As long term sinks of atmospheric CO2 and persistent sources of CH4, peatlands are important biospheric feedback components of the global carbon cycle. Climate predictions show changes in the temporal pattern of precipitation, resulting in longer dry periods and more extreme precipitation events. Hence water level fluctuations may show an increase at both seasonal and shorter term time scales. The speed of recovery of both methanogens and methanotrophs after periods of low water levels is an important factor in predicting the lag in the reactivation of methane production.
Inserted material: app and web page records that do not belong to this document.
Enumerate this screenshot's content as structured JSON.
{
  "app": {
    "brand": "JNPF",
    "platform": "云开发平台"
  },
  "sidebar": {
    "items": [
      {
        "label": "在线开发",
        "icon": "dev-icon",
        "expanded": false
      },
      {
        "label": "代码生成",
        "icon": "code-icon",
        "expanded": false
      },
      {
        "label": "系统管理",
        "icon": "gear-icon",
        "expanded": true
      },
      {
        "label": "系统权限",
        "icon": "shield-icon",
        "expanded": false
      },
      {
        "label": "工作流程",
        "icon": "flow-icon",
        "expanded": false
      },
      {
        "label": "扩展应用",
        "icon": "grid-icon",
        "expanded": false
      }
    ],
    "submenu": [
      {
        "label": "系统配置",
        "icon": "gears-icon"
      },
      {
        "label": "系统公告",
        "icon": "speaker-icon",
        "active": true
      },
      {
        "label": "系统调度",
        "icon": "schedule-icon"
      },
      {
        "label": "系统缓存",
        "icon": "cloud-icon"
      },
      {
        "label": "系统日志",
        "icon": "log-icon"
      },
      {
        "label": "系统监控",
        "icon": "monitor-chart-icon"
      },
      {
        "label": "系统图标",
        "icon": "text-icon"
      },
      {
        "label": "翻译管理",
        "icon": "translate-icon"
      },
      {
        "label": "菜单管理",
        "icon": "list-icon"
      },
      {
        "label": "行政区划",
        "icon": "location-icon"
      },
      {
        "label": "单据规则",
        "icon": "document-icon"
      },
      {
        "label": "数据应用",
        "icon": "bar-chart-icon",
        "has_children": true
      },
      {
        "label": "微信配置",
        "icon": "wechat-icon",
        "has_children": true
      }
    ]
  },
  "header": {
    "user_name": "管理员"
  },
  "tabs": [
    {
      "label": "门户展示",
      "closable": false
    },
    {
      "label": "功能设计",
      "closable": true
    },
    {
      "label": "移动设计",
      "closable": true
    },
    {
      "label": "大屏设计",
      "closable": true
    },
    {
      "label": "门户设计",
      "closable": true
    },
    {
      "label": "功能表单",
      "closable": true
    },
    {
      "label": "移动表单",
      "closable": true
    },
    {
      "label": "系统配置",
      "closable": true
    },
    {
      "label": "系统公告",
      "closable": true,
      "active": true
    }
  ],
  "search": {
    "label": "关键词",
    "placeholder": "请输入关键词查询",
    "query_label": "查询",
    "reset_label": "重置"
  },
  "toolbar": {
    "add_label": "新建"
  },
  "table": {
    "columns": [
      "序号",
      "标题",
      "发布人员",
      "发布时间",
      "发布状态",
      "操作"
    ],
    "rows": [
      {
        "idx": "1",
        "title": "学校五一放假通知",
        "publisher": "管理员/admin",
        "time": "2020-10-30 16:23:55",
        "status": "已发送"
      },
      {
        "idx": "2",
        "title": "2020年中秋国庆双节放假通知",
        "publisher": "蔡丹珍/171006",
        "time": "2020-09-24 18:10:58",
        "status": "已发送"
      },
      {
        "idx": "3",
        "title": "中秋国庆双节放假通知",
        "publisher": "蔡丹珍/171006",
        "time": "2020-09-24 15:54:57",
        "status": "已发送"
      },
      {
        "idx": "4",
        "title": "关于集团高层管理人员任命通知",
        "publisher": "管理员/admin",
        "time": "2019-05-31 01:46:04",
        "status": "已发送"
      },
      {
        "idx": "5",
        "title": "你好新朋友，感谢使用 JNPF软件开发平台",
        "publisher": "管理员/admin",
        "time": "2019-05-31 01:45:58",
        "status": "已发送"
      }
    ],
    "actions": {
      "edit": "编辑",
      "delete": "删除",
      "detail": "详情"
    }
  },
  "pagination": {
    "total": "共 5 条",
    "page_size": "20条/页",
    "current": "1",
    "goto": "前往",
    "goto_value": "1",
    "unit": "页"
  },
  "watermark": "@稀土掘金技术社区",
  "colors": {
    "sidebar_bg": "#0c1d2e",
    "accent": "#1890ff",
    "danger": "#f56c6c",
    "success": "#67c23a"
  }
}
Unfortunately, high-resolution measurements of carbon mineralization rates under dynamic conditions and in undisturbed soil samples are sparse. The objective of this study is to determine the effect of drought followed by extreme precipitations events and the presence of vegetation on the sub-surface production and flux of CO2 and CH4 in undisturbed peat samples from a northern fen. We incubated 3 mesocosms (60 cm diameter, 60 cm depth), control, vegetated and non-vegetated treatment, at 15°C and 12 hours of light per day. The cores were allowed to settle for 4 weeks after sampling. Then the water level was raised to 10 cm below soil surface by applying artificial rain. After 8 weeks, a drought period of 40 days was started, during which the water level fell to  40 cm below s.s. Subsequently, the cores were rewetted by flooding (20 mm/d) until the water level was around 10 cm below s.s again. The control was not subject to the drying/rewetting cycle, which was applied to the treatments. Subsurface CO2 and CH4 pools were monitored using pore water peepers and gas samplers. The gas samplers allowed to obtain dissolved CO2 and CH4 concentrations in the unsaturated zone. Fluxes of CO2 and CH4 were measured using the static chamber technique. The water level was measured in piezometers and volumetric water content was monitored using TDR sensors. Our first results show that raising the water level to 10 cm below s.s after 4 weeks caused a build-up of dissolved subsurface CO2 and CH4. At the end of the flooding, concentrations of subsurface CO2 and CH4 had doubled compared to shortly after raising the water level. In all cores, the production of CH4 built up slower than of CO2. The presence of methane above the water table indicates the importance of root exudates. Shortly after the water level rise, an increase in the soil CO2 flux and photosynthesis, measurable in the control and vegetated treatment occurred. A slow increase of soil CH4 flux was observed from day 60. In the gas samplers the effect of drying out was clearly visible. The concentrations of CO2 and CH4 quickly decreased with depth following the water table decline. CH4 became depleted in the upper 40 cm. After drying out, photosynthesis in the vegetated treatment remained stable and the soil CO2 and CH4 flux decreased. The soil CO2 flux in the non-vegetated treatment showed large fluctuations to drying out whilst soil CH4flux showed a major decrease.

last modified 2006-03-28